The answer must be an exact copy of the records, with every picture removed.

(Excerpts from a dataset)
——————————

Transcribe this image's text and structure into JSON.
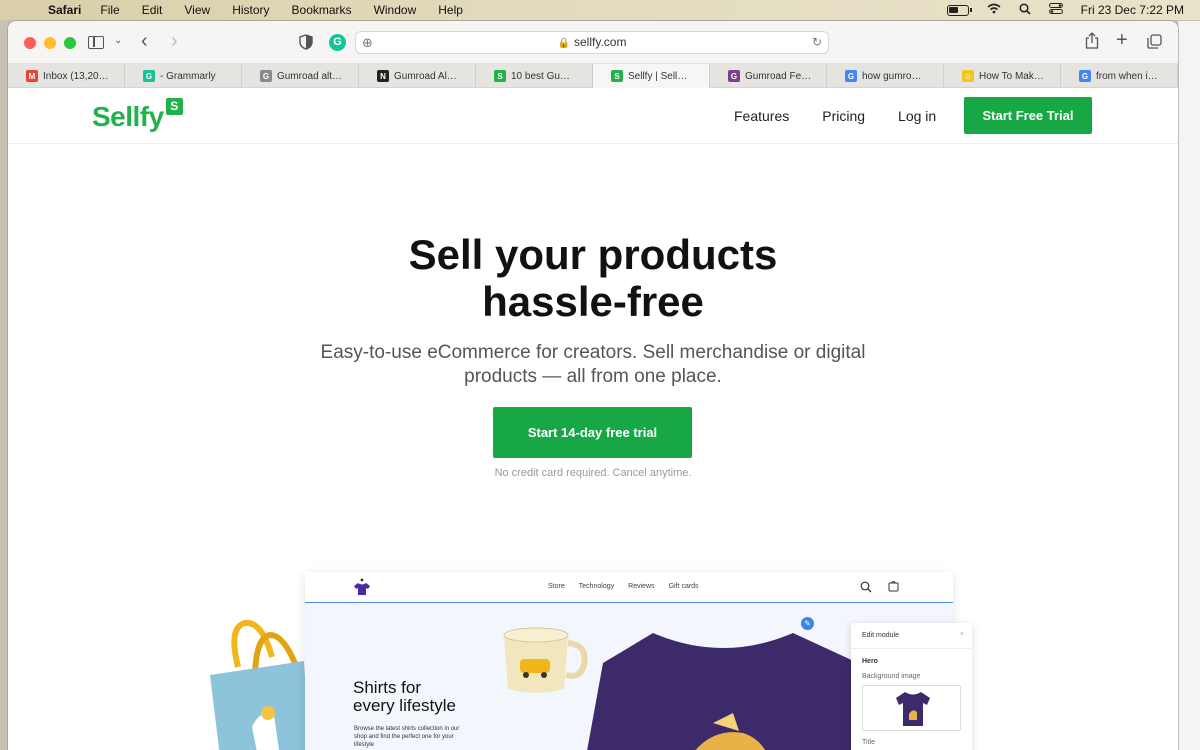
{
  "menubar": {
    "app_name": "Safari",
    "items": [
      "File",
      "Edit",
      "View",
      "History",
      "Bookmarks",
      "Window",
      "Help"
    ],
    "datetime": "Fri 23 Dec  7:22 PM"
  },
  "browser": {
    "url": "sellfy.com",
    "tabs": [
      {
        "label": "Inbox (13,20…",
        "favicon": "gmail-icon",
        "color": "#ea4335",
        "glyph": "M"
      },
      {
        "label": "- Grammarly",
        "favicon": "grammarly-icon",
        "color": "#15c39a",
        "glyph": "G"
      },
      {
        "label": "Gumroad alt…",
        "favicon": "gumroad-g-icon",
        "color": "#8a8a8a",
        "glyph": "G"
      },
      {
        "label": "Gumroad Al…",
        "favicon": "notion-icon",
        "color": "#222222",
        "glyph": "N"
      },
      {
        "label": "10 best Gu…",
        "favicon": "sellfy-icon",
        "color": "#21b24b",
        "glyph": "S"
      },
      {
        "label": "Sellfy | Sell…",
        "favicon": "sellfy-icon",
        "color": "#21b24b",
        "glyph": "S",
        "active": true
      },
      {
        "label": "Gumroad Fe…",
        "favicon": "gumroad-icon",
        "color": "#7b3f8c",
        "glyph": "G"
      },
      {
        "label": "how gumro…",
        "favicon": "google-icon",
        "color": "#4285f4",
        "glyph": "G"
      },
      {
        "label": "How To Mak…",
        "favicon": "smiley-icon",
        "color": "#f5c518",
        "glyph": "☺"
      },
      {
        "label": "from when i…",
        "favicon": "google-icon",
        "color": "#4285f4",
        "glyph": "G"
      }
    ]
  },
  "site": {
    "logo_text": "Sellfy",
    "logo_badge": "S",
    "brand_color": "#21b24b",
    "nav": [
      "Features",
      "Pricing",
      "Log in"
    ],
    "header_cta": "Start Free Trial",
    "hero": {
      "title_line1": "Sell your products",
      "title_line2": "hassle-free",
      "subtitle_line1": "Easy-to-use eCommerce for creators. Sell merchandise or digital",
      "subtitle_line2": "products — all from one place.",
      "cta": "Start 14-day free trial",
      "note": "No credit card required. Cancel anytime."
    },
    "mockup": {
      "nav": [
        "Store",
        "Technology",
        "Reviews",
        "Gift cards"
      ],
      "title_line1": "Shirts for",
      "title_line2": "every lifestyle",
      "body": "Browse the latest shirts collection in our shop and find the perfect one for your lifestyle",
      "panel": {
        "header": "Edit module",
        "section": "Hero",
        "label": "Background image",
        "next_label": "Title"
      }
    }
  }
}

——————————

### Response to the exercise
Transcribe this image's text and structure into JSON.
{
  "menubar": {
    "app_name": "Safari",
    "items": [
      "File",
      "Edit",
      "View",
      "History",
      "Bookmarks",
      "Window",
      "Help"
    ],
    "datetime": "Fri 23 Dec  7:22 PM"
  },
  "browser": {
    "url": "sellfy.com",
    "tabs": [
      {
        "label": "Inbox (13,20…",
        "favicon": "gmail-icon",
        "color": "#ea4335",
        "glyph": "M"
      },
      {
        "label": "- Grammarly",
        "favicon": "grammarly-icon",
        "color": "#15c39a",
        "glyph": "G"
      },
      {
        "label": "Gumroad alt…",
        "favicon": "gumroad-g-icon",
        "color": "#8a8a8a",
        "glyph": "G"
      },
      {
        "label": "Gumroad Al…",
        "favicon": "notion-icon",
        "color": "#222222",
        "glyph": "N"
      },
      {
        "label": "10 best Gu…",
        "favicon": "sellfy-icon",
        "color": "#21b24b",
        "glyph": "S"
      },
      {
        "label": "Sellfy | Sell…",
        "favicon": "sellfy-icon",
        "color": "#21b24b",
        "glyph": "S",
        "active": true
      },
      {
        "label": "Gumroad Fe…",
        "favicon": "gumroad-icon",
        "color": "#7b3f8c",
        "glyph": "G"
      },
      {
        "label": "how gumro…",
        "favicon": "google-icon",
        "color": "#4285f4",
        "glyph": "G"
      },
      {
        "label": "How To Mak…",
        "favicon": "smiley-icon",
        "color": "#f5c518",
        "glyph": "☺"
      },
      {
        "label": "from when i…",
        "favicon": "google-icon",
        "color": "#4285f4",
        "glyph": "G"
      }
    ]
  },
  "site": {
    "logo_text": "Sellfy",
    "logo_badge": "S",
    "brand_color": "#21b24b",
    "nav": [
      "Features",
      "Pricing",
      "Log in"
    ],
    "header_cta": "Start Free Trial",
    "hero": {
      "title_line1": "Sell your products",
      "title_line2": "hassle-free",
      "subtitle_line1": "Easy-to-use eCommerce for creators. Sell merchandise or digital",
      "subtitle_line2": "products — all from one place.",
      "cta": "Start 14-day free trial",
      "note": "No credit card required. Cancel anytime."
    },
    "mockup": {
      "nav": [
        "Store",
        "Technology",
        "Reviews",
        "Gift cards"
      ],
      "title_line1": "Shirts for",
      "title_line2": "every lifestyle",
      "body": "Browse the latest shirts collection in our shop and find the perfect one for your lifestyle",
      "panel": {
        "header": "Edit module",
        "section": "Hero",
        "label": "Background image",
        "next_label": "Title"
      }
    }
  }
}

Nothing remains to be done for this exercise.